Tiger Tail
Credit: Tiger Tail USA

Tiger Tail

If you are training or working out on the regular and aren’t yet foam rolling, it’s probably time you got started. As many athletes and gym rats have found, foam rolling is one of the best ways to increase mobility, boost recovery, and prevent injury before a workout (you can do your standard stretching regimen after the workout). The benefits are similar to that of a massage: relieving tightness in the body by applying pressure to the muscles and working on the myofascia, the web of tissue that surrounds your muscles that can get inflamed after a workout.

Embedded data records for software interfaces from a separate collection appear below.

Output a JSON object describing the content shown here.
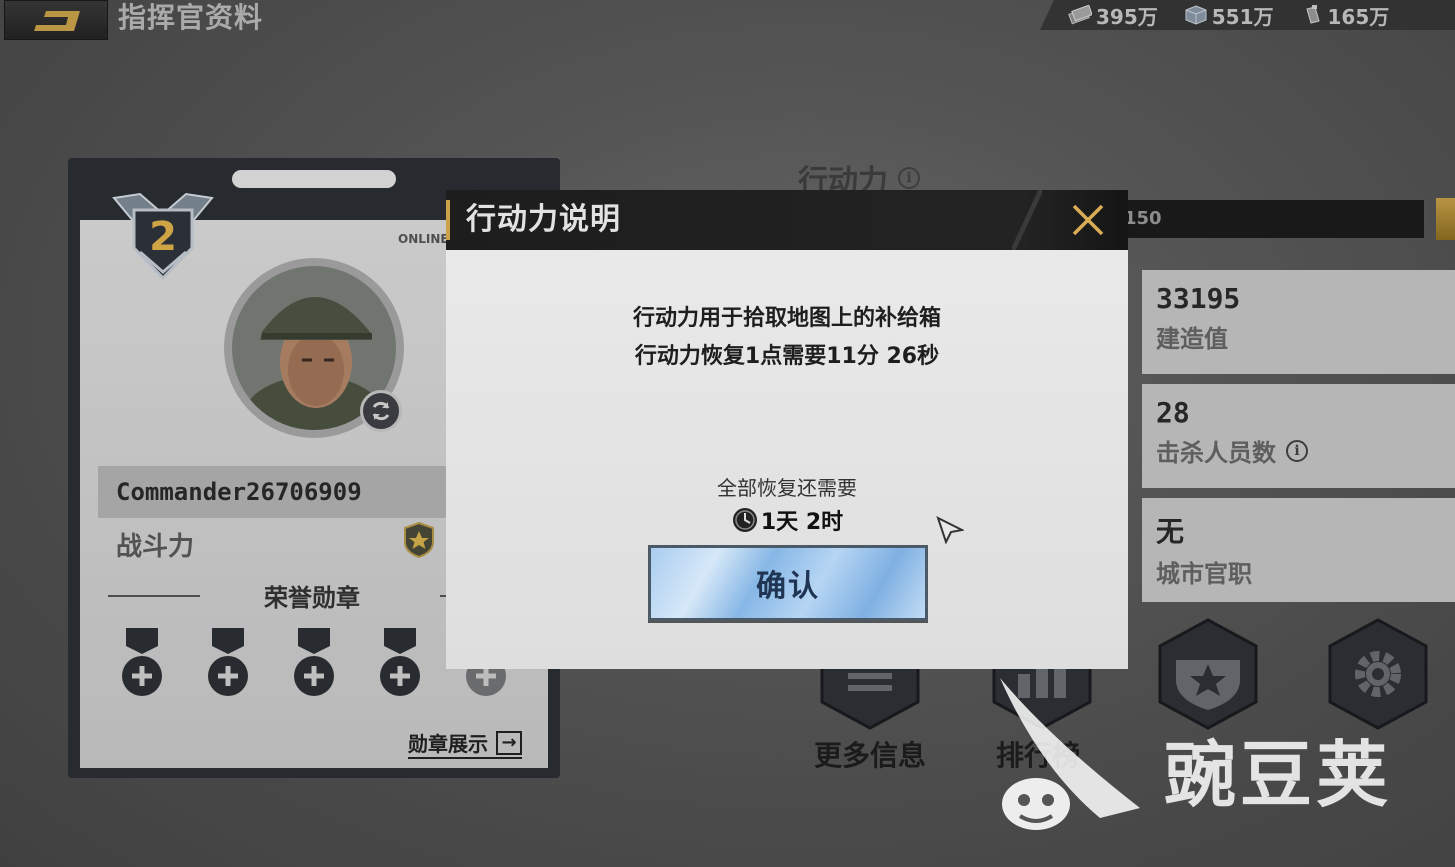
{
  "topbar": {
    "title": "指挥官资料",
    "resources": [
      {
        "icon": "cash-icon",
        "value": "395万"
      },
      {
        "icon": "crate-icon",
        "value": "551万"
      },
      {
        "icon": "fuel-icon",
        "value": "165万"
      }
    ]
  },
  "profile": {
    "rank": "2",
    "status": "ONLINE",
    "name": "Commander26706909",
    "power_label": "战斗力",
    "medals_title": "荣誉勋章",
    "medals_link": "勋章展示"
  },
  "action_points": {
    "label": "行动力",
    "bar_text": "150"
  },
  "stats": [
    {
      "value": "33195",
      "label": "建造值"
    },
    {
      "value": "28",
      "label": "击杀人员数"
    },
    {
      "value": "无",
      "label": "城市官职"
    }
  ],
  "bottom_buttons": [
    {
      "label": "更多信息"
    },
    {
      "label": "排行榜"
    }
  ],
  "modal": {
    "title": "行动力说明",
    "desc_line1": "行动力用于拾取地图上的补给箱",
    "desc_line2": "行动力恢复1点需要11分 26秒",
    "remain_label": "全部恢复还需要",
    "remain_time": "1天 2时",
    "confirm": "确认"
  },
  "watermark": {
    "text": "豌豆荚"
  },
  "colors": {
    "accent_gold": "#c9a24a",
    "confirm_blue": "#87b7e6"
  }
}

Most of the foam rollers you’ll find in the gym are “ground rollers” like Trigger Point’s The Grid. To roll with these, you need some floor space so that you can splay out and use your bodyweight to put pressure on the muscles. It’s effective (and, like all rolling, a bit painful), although you have to learn some yoga-like body contortions to get all your muscles. The biggest drawback for such ground rollers, though, is portability — this isn’t a piece of equipment you can bring with you on the road or to the office.

That’s where the Tiger Tail, a sort of foam-roller-on-a-stick, can fill the gap. Shaped like a rolling pin, the Tail can be used to work your muscles like a loaf of bread, putting as much pressure as you can handle without having to get down on the ground. We found the Tail got into some crevices we couldn’t reach before – between the shoulder blades, for one – and we could put more pressure on our tight hamstrings, which are a bit hard to work with the traditional foam roller. Spring Faussett, a long-time soccer player who designed the Tiger Tail also notes that if you’re injured, you might not be able to contort yourself for a ground roller: “As soon as you tear an ACL, you can’t get down on the ground,” she says. “When people go to the physical therapist, you need to stay off the ground – whether you’re super fit or not.”

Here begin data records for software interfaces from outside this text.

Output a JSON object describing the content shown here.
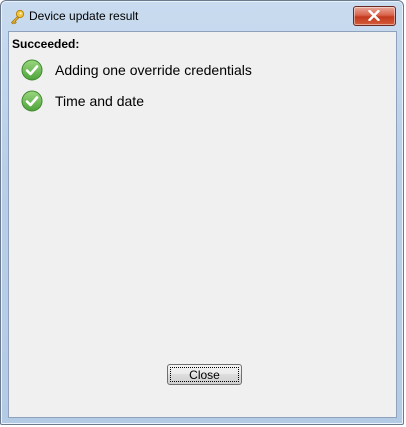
{
  "window": {
    "title": "Device update result",
    "icon": "key-icon",
    "close_icon": "close-x-icon"
  },
  "content": {
    "heading": "Succeeded:",
    "items": [
      {
        "label": "Adding one override credentials",
        "icon": "check-circle-icon",
        "status": "succeeded"
      },
      {
        "label": "Time and date",
        "icon": "check-circle-icon",
        "status": "succeeded"
      }
    ]
  },
  "footer": {
    "close_label": "Close"
  },
  "colors": {
    "success_green": "#5cb85c",
    "close_red": "#c23a1f",
    "titlebar_blue": "#c9dbef"
  }
}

But the Tiger Tail’s biggest advantage is its portability. At this year’s Wasatch Back Ragnar, a 200-mile relay race outside of Park City, Utah, we brought The Roadster, an 11.5-inch-long version of the Tail that was more popular in the support van than our giant bag of Fritos. Besides being ideal for 27-hour races, the Tiger Tail is an excellent companion to bring on vacations (and even use on the plane), or to give a quick roll while at the office, where sprawling on the ground to work sore muscles is sometimes frowned upon. 
[$20-$40; tigertailusa.com]